A single number is required: how many lines in the entries hold the word "true".
Top of Extracted material
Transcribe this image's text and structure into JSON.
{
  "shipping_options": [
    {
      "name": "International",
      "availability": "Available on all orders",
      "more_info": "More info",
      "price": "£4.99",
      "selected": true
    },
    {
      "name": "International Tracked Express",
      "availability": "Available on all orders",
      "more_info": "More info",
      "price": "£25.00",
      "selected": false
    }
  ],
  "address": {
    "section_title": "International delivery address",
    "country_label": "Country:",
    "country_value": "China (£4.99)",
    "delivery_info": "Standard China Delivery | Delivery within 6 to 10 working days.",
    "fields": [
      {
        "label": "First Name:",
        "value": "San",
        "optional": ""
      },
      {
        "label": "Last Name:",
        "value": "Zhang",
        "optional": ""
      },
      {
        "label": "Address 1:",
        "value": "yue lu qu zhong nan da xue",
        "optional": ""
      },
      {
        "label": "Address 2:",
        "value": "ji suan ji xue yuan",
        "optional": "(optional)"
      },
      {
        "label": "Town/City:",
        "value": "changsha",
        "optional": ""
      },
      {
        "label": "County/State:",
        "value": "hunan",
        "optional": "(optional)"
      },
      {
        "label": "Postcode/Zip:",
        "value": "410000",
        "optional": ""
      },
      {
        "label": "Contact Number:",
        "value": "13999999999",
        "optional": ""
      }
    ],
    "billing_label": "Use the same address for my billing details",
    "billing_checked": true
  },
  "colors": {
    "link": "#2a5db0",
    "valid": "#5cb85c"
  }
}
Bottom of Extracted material
** Task result **
2